--- TASK INPUTS ---

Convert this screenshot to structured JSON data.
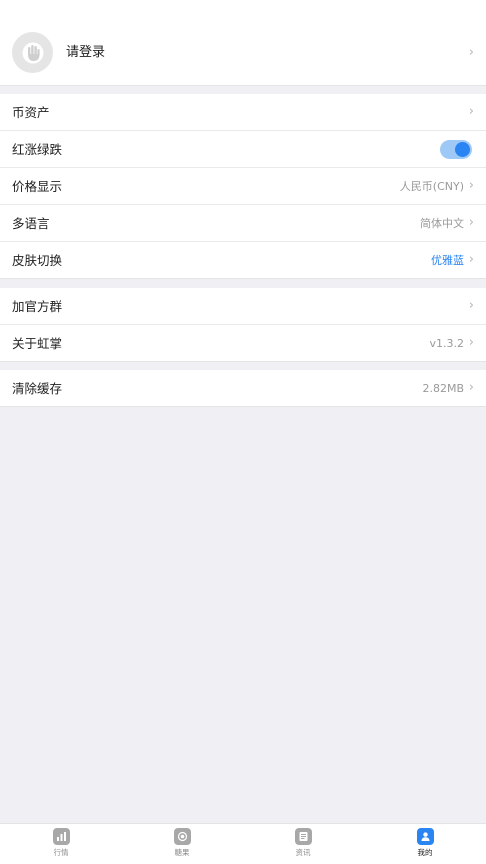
{
  "profile": {
    "login_label": "请登录",
    "chevron": "›",
    "avatar_icon": "hand-icon"
  },
  "group1": {
    "assets": {
      "label": "币资产",
      "chevron": "›"
    },
    "color_mode": {
      "label": "红涨绿跌",
      "enabled": true
    },
    "price_display": {
      "label": "价格显示",
      "value": "人民币(CNY)",
      "chevron": "›"
    },
    "language": {
      "label": "多语言",
      "value": "简体中文",
      "chevron": "›"
    },
    "skin": {
      "label": "皮肤切换",
      "value": "优雅蓝",
      "chevron": "›"
    }
  },
  "group2": {
    "join_group": {
      "label": "加官方群",
      "chevron": "›"
    },
    "about": {
      "label": "关于虹掌",
      "value": "v1.3.2",
      "chevron": "›"
    }
  },
  "group3": {
    "clear_cache": {
      "label": "清除缓存",
      "value": "2.82MB",
      "chevron": "›"
    }
  },
  "tabbar": {
    "tabs": [
      {
        "label": "行情",
        "icon": "chart-icon"
      },
      {
        "label": "糖果",
        "icon": "candy-icon"
      },
      {
        "label": "资讯",
        "icon": "news-icon"
      },
      {
        "label": "我的",
        "icon": "user-icon",
        "active": true
      }
    ]
  },
  "colors": {
    "accent": "#2a84f1",
    "background": "#efeff4"
  }
}
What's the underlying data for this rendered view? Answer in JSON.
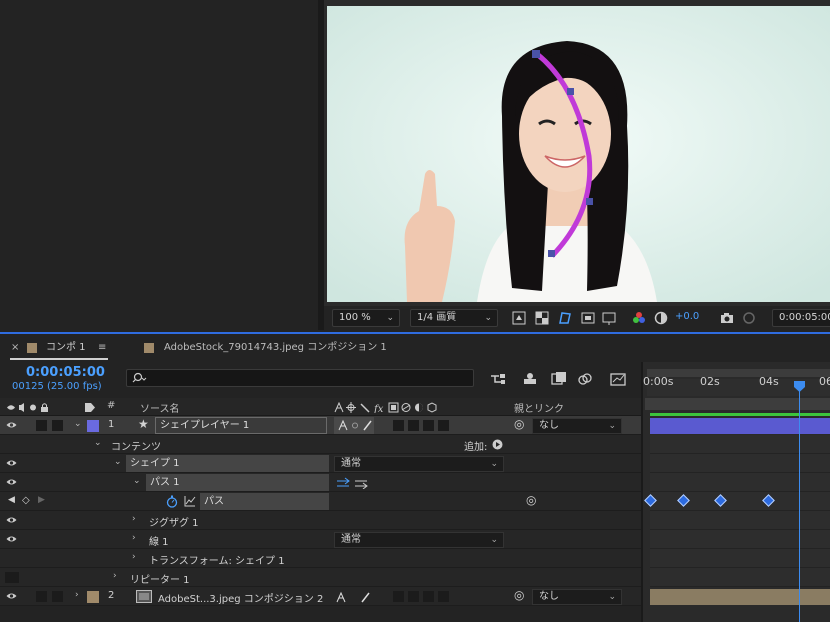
{
  "viewer": {
    "zoom": "100 %",
    "resolution": "1/4 画質",
    "exposure": "+0.0",
    "time": "0:00:05:00"
  },
  "timeline": {
    "tabs": [
      {
        "label": "コンポ 1",
        "close": "×",
        "menu": "≡",
        "color": "#a08a6a"
      },
      {
        "label": "AdobeStock_79014743.jpeg コンポジション 1",
        "color": "#a08a6a"
      }
    ],
    "timecode": "0:00:05:00",
    "frames": "00125 (25.00 fps)",
    "search_placeholder": "",
    "columns": {
      "number": "#",
      "source_name": "ソース名",
      "parent_link": "親とリンク"
    },
    "ruler": [
      "0:00s",
      "02s",
      "04s",
      "06"
    ],
    "add_label": "追加:",
    "layers": [
      {
        "index": "1",
        "name": "シェイプレイヤー 1",
        "parent": "なし",
        "color": "#6a6ae0"
      },
      {
        "index": "2",
        "name": "AdobeSt...3.jpeg コンポジション 2",
        "parent": "なし",
        "color": "#a08a6a"
      }
    ],
    "tree": {
      "contents": "コンテンツ",
      "shape": "シェイプ 1",
      "shape_mode": "通常",
      "path_group": "パス 1",
      "path": "パス",
      "zigzag": "ジグザグ 1",
      "stroke": "線 1",
      "stroke_mode": "通常",
      "transform": "トランスフォーム: シェイプ 1",
      "repeater": "リピーター 1"
    }
  }
}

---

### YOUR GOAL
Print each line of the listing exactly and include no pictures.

### FINISHED EXERCISE
Convert this screenshot to structured JSON data.
{
  "profile": {
    "login_label": "请登录",
    "chevron": "›",
    "avatar_icon": "hand-icon"
  },
  "group1": {
    "assets": {
      "label": "币资产",
      "chevron": "›"
    },
    "color_mode": {
      "label": "红涨绿跌",
      "enabled": true
    },
    "price_display": {
      "label": "价格显示",
      "value": "人民币(CNY)",
      "chevron": "›"
    },
    "language": {
      "label": "多语言",
      "value": "简体中文",
      "chevron": "›"
    },
    "skin": {
      "label": "皮肤切换",
      "value": "优雅蓝",
      "chevron": "›"
    }
  },
  "group2": {
    "join_group": {
      "label": "加官方群",
      "chevron": "›"
    },
    "about": {
      "label": "关于虹掌",
      "value": "v1.3.2",
      "chevron": "›"
    }
  },
  "group3": {
    "clear_cache": {
      "label": "清除缓存",
      "value": "2.82MB",
      "chevron": "›"
    }
  },
  "tabbar": {
    "tabs": [
      {
        "label": "行情",
        "icon": "chart-icon"
      },
      {
        "label": "糖果",
        "icon": "candy-icon"
      },
      {
        "label": "资讯",
        "icon": "news-icon"
      },
      {
        "label": "我的",
        "icon": "user-icon",
        "active": true
      }
    ]
  },
  "colors": {
    "accent": "#2a84f1",
    "background": "#efeff4"
  }
}
What's the underlying data for this rendered view? Answer in JSON.
{
  "viewer": {
    "zoom": "100 %",
    "resolution": "1/4 画質",
    "exposure": "+0.0",
    "time": "0:00:05:00"
  },
  "timeline": {
    "tabs": [
      {
        "label": "コンポ 1",
        "close": "×",
        "menu": "≡",
        "color": "#a08a6a"
      },
      {
        "label": "AdobeStock_79014743.jpeg コンポジション 1",
        "color": "#a08a6a"
      }
    ],
    "timecode": "0:00:05:00",
    "frames": "00125 (25.00 fps)",
    "search_placeholder": "",
    "columns": {
      "number": "#",
      "source_name": "ソース名",
      "parent_link": "親とリンク"
    },
    "ruler": [
      "0:00s",
      "02s",
      "04s",
      "06"
    ],
    "add_label": "追加:",
    "layers": [
      {
        "index": "1",
        "name": "シェイプレイヤー 1",
        "parent": "なし",
        "color": "#6a6ae0"
      },
      {
        "index": "2",
        "name": "AdobeSt...3.jpeg コンポジション 2",
        "parent": "なし",
        "color": "#a08a6a"
      }
    ],
    "tree": {
      "contents": "コンテンツ",
      "shape": "シェイプ 1",
      "shape_mode": "通常",
      "path_group": "パス 1",
      "path": "パス",
      "zigzag": "ジグザグ 1",
      "stroke": "線 1",
      "stroke_mode": "通常",
      "transform": "トランスフォーム: シェイプ 1",
      "repeater": "リピーター 1"
    }
  }
}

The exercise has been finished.